Gary Phelps had built a significant local following performing in tribute to Johnny Cash. But like most other musicians, the pandemic that dominated 2020 left few opportunities for gigs.
So Phelps had to find ways to bide his time.
“For me, performing is something I look forward to all the time. When all of that is taken away from you, you have to adapt to it,” he said. “Everybody had to adapt to it, and find things to occupy your time.”
The creative space the pandemic provided, as well as the return of live music this year, has Phelps looking forward to an eventful summer. He has booked regular shows at the Story Inn in Brown County, and his calendar has filled up with other special events and performances.
To celebrate the Fourth of July weekend, he’ll have a three-day run of shows, starting today and extending to Sunday.
“Being able to perform again, it just feels good,” he said. “I’m really looking forward to being up there again.”

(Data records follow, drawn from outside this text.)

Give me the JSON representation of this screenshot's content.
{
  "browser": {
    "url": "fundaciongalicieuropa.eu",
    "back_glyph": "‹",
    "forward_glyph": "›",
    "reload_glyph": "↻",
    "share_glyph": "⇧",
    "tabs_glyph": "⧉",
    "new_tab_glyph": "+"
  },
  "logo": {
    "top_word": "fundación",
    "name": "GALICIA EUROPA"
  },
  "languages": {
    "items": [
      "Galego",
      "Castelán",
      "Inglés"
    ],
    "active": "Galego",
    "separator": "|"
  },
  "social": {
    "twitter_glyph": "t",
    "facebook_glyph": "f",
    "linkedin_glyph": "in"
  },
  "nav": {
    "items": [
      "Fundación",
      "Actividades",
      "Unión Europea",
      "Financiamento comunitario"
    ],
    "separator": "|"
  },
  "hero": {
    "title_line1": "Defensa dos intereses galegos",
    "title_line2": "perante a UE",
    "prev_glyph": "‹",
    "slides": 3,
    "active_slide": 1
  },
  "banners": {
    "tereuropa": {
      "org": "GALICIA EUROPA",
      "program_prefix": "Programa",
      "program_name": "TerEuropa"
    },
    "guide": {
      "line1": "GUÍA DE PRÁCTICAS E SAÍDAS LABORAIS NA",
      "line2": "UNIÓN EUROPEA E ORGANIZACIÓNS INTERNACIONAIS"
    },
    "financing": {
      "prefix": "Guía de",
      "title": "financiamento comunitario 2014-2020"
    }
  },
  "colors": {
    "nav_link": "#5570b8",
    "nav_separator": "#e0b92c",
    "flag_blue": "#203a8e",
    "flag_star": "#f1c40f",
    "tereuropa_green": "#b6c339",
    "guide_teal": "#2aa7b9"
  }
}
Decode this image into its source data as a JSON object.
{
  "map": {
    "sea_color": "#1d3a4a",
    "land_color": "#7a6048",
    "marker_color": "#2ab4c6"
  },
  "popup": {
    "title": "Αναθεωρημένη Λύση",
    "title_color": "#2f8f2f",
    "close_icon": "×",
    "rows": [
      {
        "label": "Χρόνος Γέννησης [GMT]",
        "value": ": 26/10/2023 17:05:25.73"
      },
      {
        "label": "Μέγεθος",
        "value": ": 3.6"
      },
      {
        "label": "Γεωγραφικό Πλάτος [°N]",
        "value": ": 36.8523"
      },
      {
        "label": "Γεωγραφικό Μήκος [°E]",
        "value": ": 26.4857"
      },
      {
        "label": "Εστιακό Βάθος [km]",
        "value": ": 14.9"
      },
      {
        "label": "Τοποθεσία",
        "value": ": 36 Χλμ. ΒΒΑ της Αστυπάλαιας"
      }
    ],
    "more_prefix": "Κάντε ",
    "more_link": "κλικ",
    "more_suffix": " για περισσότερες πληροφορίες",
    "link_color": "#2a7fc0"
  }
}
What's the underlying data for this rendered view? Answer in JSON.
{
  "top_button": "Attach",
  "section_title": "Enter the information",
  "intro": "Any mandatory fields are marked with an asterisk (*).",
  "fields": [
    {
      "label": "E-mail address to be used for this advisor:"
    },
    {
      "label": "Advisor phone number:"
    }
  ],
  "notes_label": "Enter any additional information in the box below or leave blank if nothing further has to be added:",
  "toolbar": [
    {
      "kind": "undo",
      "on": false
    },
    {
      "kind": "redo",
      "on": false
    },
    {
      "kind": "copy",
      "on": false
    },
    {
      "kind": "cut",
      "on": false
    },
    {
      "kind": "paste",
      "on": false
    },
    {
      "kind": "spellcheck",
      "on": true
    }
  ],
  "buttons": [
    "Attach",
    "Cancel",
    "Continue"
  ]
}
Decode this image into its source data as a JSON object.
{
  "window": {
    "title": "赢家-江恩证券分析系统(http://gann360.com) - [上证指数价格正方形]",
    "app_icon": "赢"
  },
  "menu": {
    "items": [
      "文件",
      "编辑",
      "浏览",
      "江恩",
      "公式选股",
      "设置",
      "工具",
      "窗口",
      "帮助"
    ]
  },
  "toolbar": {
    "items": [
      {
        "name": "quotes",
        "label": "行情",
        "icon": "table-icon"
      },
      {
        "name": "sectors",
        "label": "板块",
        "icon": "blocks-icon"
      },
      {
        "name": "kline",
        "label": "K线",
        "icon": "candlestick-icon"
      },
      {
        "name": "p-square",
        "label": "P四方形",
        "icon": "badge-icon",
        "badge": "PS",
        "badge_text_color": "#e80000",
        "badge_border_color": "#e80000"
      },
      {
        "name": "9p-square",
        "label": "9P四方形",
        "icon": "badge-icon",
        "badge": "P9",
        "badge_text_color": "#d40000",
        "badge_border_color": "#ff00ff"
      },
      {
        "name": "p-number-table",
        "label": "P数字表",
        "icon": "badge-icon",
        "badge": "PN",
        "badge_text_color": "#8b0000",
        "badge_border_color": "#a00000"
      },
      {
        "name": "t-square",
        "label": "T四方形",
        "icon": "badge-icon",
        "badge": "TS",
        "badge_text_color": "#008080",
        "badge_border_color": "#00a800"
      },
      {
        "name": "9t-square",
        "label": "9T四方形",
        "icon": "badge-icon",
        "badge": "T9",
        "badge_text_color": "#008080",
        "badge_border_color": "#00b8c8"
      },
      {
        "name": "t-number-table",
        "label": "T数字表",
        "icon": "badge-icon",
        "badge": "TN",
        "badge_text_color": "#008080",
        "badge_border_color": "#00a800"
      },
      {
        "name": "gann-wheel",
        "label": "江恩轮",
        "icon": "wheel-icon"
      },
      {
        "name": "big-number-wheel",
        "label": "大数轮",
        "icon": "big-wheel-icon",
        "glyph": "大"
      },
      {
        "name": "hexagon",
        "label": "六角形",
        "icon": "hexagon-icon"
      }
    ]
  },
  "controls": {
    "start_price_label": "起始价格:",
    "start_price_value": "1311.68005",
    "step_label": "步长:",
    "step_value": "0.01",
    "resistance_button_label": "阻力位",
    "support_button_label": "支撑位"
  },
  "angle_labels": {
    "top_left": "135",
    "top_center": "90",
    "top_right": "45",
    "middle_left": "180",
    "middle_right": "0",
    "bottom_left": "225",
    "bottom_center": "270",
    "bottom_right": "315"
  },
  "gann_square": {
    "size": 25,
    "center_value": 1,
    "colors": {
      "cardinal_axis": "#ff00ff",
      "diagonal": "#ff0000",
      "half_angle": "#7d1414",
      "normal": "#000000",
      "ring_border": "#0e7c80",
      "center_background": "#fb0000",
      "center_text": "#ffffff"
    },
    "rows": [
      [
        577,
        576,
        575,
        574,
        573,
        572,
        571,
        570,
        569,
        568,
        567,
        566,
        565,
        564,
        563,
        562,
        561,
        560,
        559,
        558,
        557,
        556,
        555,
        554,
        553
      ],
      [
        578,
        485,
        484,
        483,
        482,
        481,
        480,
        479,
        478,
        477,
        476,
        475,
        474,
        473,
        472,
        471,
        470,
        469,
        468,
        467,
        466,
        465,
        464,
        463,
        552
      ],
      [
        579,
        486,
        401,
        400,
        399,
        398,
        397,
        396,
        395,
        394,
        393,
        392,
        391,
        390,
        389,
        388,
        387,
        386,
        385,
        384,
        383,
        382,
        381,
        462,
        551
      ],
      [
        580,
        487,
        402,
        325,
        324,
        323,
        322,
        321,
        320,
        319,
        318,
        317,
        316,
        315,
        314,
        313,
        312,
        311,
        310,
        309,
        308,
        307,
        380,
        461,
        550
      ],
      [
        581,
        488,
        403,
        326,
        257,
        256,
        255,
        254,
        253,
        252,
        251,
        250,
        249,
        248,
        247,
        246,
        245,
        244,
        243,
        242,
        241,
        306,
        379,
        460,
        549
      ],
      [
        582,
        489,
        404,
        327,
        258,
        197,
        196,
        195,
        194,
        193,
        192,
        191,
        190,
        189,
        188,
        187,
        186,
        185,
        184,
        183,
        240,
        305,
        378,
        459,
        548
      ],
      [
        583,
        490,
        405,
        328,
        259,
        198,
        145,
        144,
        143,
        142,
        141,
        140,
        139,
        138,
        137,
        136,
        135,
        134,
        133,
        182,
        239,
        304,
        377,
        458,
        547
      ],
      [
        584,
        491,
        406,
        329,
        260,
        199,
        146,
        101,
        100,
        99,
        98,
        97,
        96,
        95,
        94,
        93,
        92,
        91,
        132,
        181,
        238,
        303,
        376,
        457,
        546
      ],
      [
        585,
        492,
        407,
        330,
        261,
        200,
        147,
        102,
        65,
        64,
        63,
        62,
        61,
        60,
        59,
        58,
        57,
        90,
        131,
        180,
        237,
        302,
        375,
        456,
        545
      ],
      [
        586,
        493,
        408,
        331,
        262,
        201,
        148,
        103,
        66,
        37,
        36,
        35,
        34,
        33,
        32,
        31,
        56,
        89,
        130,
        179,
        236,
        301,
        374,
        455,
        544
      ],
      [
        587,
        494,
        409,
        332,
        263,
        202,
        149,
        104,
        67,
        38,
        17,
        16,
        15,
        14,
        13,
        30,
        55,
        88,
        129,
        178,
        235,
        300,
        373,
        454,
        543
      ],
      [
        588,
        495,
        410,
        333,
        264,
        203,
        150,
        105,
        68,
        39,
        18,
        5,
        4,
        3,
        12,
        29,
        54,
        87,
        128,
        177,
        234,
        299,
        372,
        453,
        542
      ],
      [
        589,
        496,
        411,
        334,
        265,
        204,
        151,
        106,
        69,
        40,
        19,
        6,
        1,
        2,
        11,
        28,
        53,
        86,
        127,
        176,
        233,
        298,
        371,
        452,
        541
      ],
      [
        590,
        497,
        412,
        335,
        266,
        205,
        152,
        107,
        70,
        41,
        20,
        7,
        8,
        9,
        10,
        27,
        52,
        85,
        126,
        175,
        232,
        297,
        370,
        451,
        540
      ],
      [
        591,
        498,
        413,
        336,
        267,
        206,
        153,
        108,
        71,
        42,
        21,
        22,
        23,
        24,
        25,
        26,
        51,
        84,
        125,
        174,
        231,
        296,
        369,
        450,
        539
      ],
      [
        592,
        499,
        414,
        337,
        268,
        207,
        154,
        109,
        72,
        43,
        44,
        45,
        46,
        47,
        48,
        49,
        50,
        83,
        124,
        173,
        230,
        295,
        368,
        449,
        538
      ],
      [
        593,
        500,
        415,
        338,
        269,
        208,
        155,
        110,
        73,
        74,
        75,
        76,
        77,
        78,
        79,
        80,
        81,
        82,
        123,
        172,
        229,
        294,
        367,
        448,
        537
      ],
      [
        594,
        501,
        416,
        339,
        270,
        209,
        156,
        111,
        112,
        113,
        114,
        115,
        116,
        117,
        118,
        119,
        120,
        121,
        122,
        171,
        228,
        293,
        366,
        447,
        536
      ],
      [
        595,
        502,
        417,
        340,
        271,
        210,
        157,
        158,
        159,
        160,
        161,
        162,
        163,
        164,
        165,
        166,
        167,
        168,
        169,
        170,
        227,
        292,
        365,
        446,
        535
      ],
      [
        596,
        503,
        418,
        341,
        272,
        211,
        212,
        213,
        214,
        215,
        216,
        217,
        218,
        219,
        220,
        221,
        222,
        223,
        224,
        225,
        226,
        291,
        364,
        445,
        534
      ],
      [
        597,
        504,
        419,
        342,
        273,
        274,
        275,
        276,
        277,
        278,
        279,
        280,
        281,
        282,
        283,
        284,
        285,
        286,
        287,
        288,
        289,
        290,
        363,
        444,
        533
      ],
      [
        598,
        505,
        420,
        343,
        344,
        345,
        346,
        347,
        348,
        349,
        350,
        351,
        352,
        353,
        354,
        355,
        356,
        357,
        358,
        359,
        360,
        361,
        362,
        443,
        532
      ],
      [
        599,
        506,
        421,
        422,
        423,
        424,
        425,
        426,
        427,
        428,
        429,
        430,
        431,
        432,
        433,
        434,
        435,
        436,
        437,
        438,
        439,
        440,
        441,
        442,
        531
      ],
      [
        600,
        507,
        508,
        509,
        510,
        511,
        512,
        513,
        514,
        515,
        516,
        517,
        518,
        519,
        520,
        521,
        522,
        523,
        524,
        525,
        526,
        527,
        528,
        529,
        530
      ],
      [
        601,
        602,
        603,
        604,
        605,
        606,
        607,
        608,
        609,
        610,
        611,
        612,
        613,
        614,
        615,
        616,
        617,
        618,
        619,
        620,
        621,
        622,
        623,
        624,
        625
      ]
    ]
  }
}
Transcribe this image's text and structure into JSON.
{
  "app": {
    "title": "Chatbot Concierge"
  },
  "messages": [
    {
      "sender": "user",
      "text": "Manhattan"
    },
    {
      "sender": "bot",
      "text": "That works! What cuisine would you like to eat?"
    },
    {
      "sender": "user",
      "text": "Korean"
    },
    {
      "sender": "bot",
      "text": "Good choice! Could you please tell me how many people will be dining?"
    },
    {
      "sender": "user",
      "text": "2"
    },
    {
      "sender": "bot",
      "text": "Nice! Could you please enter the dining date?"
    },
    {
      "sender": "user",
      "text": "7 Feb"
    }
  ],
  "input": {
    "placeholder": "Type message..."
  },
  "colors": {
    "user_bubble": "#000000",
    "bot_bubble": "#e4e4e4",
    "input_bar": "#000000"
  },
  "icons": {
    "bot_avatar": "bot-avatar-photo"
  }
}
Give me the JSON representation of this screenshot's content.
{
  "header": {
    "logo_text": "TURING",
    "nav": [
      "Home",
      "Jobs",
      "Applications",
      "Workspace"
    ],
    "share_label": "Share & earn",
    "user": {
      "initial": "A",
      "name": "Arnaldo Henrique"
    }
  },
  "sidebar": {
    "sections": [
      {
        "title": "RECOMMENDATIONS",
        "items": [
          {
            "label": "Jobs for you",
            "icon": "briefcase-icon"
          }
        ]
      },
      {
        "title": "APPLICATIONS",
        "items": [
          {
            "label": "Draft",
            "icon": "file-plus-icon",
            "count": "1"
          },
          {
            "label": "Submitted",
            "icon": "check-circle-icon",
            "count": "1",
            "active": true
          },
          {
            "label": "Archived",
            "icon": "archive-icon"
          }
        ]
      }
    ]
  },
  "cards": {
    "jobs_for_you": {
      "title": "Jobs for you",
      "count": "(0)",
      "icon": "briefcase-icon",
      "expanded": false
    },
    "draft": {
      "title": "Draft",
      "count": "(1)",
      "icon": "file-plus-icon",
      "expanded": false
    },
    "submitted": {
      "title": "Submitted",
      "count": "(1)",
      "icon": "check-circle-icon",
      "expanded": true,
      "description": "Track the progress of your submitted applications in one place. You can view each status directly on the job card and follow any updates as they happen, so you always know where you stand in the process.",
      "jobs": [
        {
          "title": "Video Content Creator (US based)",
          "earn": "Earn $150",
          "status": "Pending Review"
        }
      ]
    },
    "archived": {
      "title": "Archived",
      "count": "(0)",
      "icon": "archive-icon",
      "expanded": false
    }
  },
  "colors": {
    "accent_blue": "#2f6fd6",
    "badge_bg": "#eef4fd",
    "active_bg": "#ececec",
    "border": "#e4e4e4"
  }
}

Phelps has been paying tributes to Cash for more than 40 years. He first started dabbling in impersonations as a student at Franklin Community High School in the 1970s. Watching TV one night, he was struck while watching a mock-up of Cash. He took guitar lessons and learned Cash’s biggest songs, such as “Walk the Line” and “Folsom Prison Blues.”
With practice, he perfected Cash’s unique way of singing and speaking. He added a black suit and started performing on the southside. In high school, he traveled to Nashville, Tennessee, to record an album of Cash and Elvis Presley songs.
Phelps met Cash twice, and in his wallet carries a faded photograph of himself shaking the musician’s hand. He has performed at private parties and events, and been included in the Johnson County fair and Indiana Masonic Home and community festivals. His tours have taken him from northern Indiana to Mississippi and all over the Southeast.
Heading into the spring of 2020, he was preparing for another big summer of performances. Those plans ground to a halt with the onset of the pandemic, but Phelps knew that eventually, the music would go on. He would be ready when it did.
“Since you couldn’t go out to perform, you worked on your act. I went through all of my songs, and got ready for when you could go back out,” he said.
He expanded his show with more rarities and B-sides, then added some gospel-influenced tunes.
During the pandemic, Cash posthumously released an album. “Johnny Cash and the Royal Philharmonic Orchestra” featured Cash’s original vocals, set with new arrangements by the London-based orchestra. Phelps was enraptured, and tweaked songs from his own performance to reflect the different sound of the album.
“It sounded good to me, so I bought the album and rearranged a few things,” he said.
From March to the end of the year, Phelps was only able to do three performances. But as venues have opened up and events are back on, his calendar is filling up. His primary showcase is the Story Inn, the landmark bed-and-breakfast located about 10 miles south of Nashville.
On weekend afternoons this summer, guests can find him strumming out chords and channeling his inner Man in Black.
Other upcoming shows include a Christmas at the Farm event at Stream Cliff Herb Farm in Commiskey on Oct. 15.
“There’s a good mix of shows over the next few months,” he said.
[sc:pullout-title pullout-title=”If you go” ][sc:pullout-text-begin]
Who: A Franklin musician who performs a tribute to Johnny Cash
- Today: 4-7 p.m., Story Inn, 6404 SR 135, Nashville
- Saturday: 6-9 p.m., Story Inn
- Sunday: Noon-3 p.m., Story Inn
- July 31: 2-5 p.m., Story Inn
- Aug. 21: Noon-3 p.m. and 4-7 p.m., Story Inn
- Aug. 28: 2-5 p.m., Story Inn
- Sept. 25: 2-5 p.m., Story Inn
- Oct. 15: 11 a.m., Stream Cliff Herb Farm, 8225 S. CR 90W, Commiskey